The family of Alexis Levy-Crevier, the 22-year-old killed on Wednesday in Laval, is having a hard time understanding why the Sheikh was allowed to be released.
“You would think that the person who had his case in their hands should have understood that he could not be on the street,” said Roxanne Levy-Crevir, Alexis’ older sister.
On Friday, Melissa Beauchamp, a family friend, stopped at a makeshift memorial erected near the shooting site.
“He wasn’t appreciated, if you ask me,” Beauchamp told Radio-Canada, adding that her friend’s death was “for no reason.”
Both Beauchamp and the victim’s sister described Alexis as loving and generous.
“Every day we wrote to each other,” his sister said. “So I will really miss his presence. I feel it, but physically it’s not there. My head knows it, but my heart doesn’t want to admit it.”
In a statement, the Laval Regional Health Board, which oversees the hospital in which the Sheikh’s case was located, expressed condolences to the families of the victims. He said he could not comment on the suspect’s case for privacy reasons.
A spokesman for the health board said that, generally speaking, its responsibility is to make sure that the patient complies with the conditions set by the tribunal.
Freeing suspect was ‘tolerable’ risk, lawyer says
François Legault, the lawyer who represented the Sheikh at the March hearing, said he was wondering if the police were quick to shoot and kill his client.
In addition to expressing his thoughts about the three victims in Montreal and Laval, he said he was “shocked” by the news of the Sheikh’s death.
“I ask myself a lot of questions.
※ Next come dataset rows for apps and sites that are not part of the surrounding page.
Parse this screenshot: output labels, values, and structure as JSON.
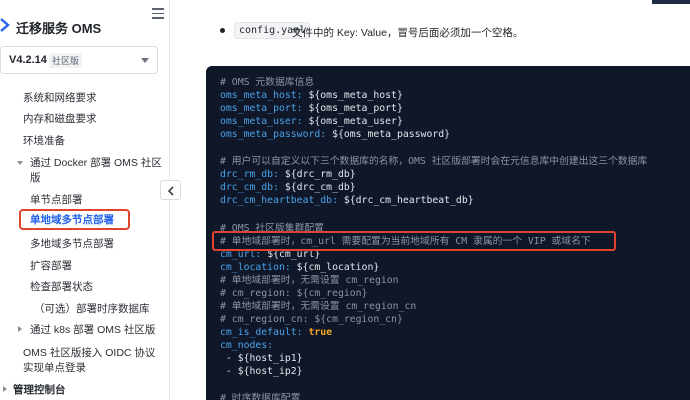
{
  "sidebar": {
    "brand_title": "迁移服务 OMS",
    "version": {
      "number": "V4.2.14",
      "badge": "社区版"
    },
    "items": [
      {
        "label": "系统和网络要求"
      },
      {
        "label": "内存和磁盘要求"
      },
      {
        "label": "环境准备"
      },
      {
        "label": "通过 Docker 部署 OMS 社区",
        "label2": "版"
      },
      {
        "label": "单节点部署"
      },
      {
        "label": "单地域多节点部署"
      },
      {
        "label": "多地域多节点部署"
      },
      {
        "label": "扩容部署"
      },
      {
        "label": "检查部署状态"
      },
      {
        "label": "（可选）部署时序数据库"
      },
      {
        "label": "通过 k8s 部署 OMS 社区版"
      },
      {
        "label": "OMS 社区版接入 OIDC 协议",
        "label2": "实现单点登录"
      },
      {
        "label": "管理控制台"
      }
    ]
  },
  "content": {
    "bullet_code": "config.yaml",
    "bullet_text": "文件中的 Key: Value，冒号后面必须加一个空格。"
  },
  "code": {
    "l1": "# OMS 元数据库信息",
    "l2k": "oms_meta_host:",
    "l2v": " ${oms_meta_host}",
    "l3k": "oms_meta_port:",
    "l3v": " ${oms_meta_port}",
    "l4k": "oms_meta_user:",
    "l4v": " ${oms_meta_user}",
    "l5k": "oms_meta_password:",
    "l5v": " ${oms_meta_password}",
    "l6": "# 用户可以自定义以下三个数据库的名称，OMS 社区版部署时会在元信息库中创建出这三个数据库",
    "l7k": "drc_rm_db:",
    "l7v": " ${drc_rm_db}",
    "l8k": "drc_cm_db:",
    "l8v": " ${drc_cm_db}",
    "l9k": "drc_cm_heartbeat_db:",
    "l9v": " ${drc_cm_heartbeat_db}",
    "l10": "# OMS 社区版集群配置",
    "l11": "# 单地域部署时，cm_url 需要配置为当前地域所有 CM 隶属的一个 VIP 或域名下",
    "l12k": "cm_url:",
    "l12v": " ${cm_url}",
    "l13k": "cm_location:",
    "l13v": " ${cm_location}",
    "l14": "# 单地域部署时，无需设置 cm_region",
    "l15": "# cm_region: ${cm_region}",
    "l16": "# 单地域部署时，无需设置 cm_region_cn",
    "l17": "# cm_region_cn: ${cm_region_cn}",
    "l18k": "cm_is_default:",
    "l18v": "true",
    "l19k": "cm_nodes:",
    "l20": " - ${host_ip1}",
    "l21": " - ${host_ip2}",
    "l22": "# 时序数据库配置"
  }
}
I don’t have answers. I hope to get them one day and find out [police] The operation was carried out too quickly,” the lawyer said.
“Have we tried every measure to establish a level of communication that would be adapted to [Shaikh’s] situation?”
Lego described the decision to release Sheikh under certain conditions as an “acceptable” risk based on his progress.
“That’s what our job is to take risks,” the lawyer said. “Every day we make decisions, not knowing what will happen next, but [they’re] based on the data that is before us.”
Lego also admitted that he did not speak to his client after the tribunal’s decision.